▶ **Your goal**: The answer must consist of every line below that holds the word "User".

▶ **Exercise materials**:
──────────────────────────────
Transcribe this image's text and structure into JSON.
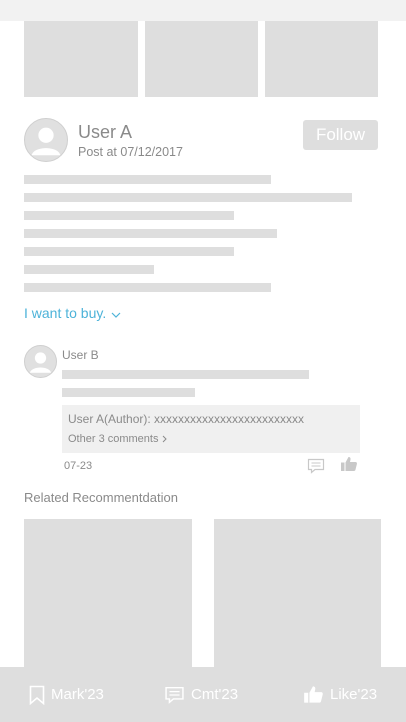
{
  "post": {
    "author": {
      "name": "User A",
      "date": "Post at 07/12/2017"
    },
    "follow_label": "Follow",
    "buy_link": "I want to buy."
  },
  "comment": {
    "user": "User B",
    "reply": "User A(Author):  xxxxxxxxxxxxxxxxxxxxxxxxx",
    "other_comments": "Other 3 comments",
    "date": "07-23"
  },
  "related": {
    "title": "Related Recommentdation"
  },
  "bottom_bar": {
    "mark": "Mark'23",
    "comment": "Cmt'23",
    "like": "Like'23"
  },
  "colors": {
    "placeholder": "#dedede",
    "accent": "#4db3d9",
    "text": "#8a8a8a"
  },
  "icons": [
    "avatar-placeholder",
    "chevron-down-icon",
    "chevron-right-icon",
    "comment-icon",
    "thumbs-up-icon",
    "bookmark-icon"
  ]
}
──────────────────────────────
▶ **Task response**:
      "name": "User A",
    "user": "User B",
    "reply": "User A(Author):  xxxxxxxxxxxxxxxxxxxxxxxxx",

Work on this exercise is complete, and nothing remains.